» PROBLEM
Lines from the listing below that contain the string "data" are to be reported.

--

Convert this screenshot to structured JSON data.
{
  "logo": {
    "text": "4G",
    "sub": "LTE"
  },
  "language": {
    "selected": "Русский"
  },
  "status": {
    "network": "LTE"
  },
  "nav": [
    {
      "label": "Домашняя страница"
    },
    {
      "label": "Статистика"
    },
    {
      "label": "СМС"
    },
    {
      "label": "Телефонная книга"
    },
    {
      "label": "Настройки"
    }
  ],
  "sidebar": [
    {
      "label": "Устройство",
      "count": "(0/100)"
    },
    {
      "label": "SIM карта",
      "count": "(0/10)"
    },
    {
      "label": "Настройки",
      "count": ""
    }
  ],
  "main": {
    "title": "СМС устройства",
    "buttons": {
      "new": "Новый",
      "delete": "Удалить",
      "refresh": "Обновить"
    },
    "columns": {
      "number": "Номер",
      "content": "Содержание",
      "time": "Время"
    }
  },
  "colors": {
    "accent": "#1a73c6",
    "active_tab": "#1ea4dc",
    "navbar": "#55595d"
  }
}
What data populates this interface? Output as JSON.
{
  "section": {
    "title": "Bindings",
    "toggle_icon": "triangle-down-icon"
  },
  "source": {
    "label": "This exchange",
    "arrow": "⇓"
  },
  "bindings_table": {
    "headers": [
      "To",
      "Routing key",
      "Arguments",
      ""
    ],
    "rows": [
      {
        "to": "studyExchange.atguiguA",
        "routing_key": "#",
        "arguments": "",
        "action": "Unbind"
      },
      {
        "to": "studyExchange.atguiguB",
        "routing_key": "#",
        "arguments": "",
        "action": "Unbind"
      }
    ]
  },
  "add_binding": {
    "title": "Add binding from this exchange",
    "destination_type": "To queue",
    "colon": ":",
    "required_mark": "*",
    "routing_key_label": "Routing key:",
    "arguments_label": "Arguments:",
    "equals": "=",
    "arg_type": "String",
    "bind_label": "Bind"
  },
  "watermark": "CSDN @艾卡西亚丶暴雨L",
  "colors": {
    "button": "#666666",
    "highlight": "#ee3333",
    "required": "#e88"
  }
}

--

» TASK OUTPUT
Convert this screenshot to structured JSON data.
What data populates this interface? Output as JSON.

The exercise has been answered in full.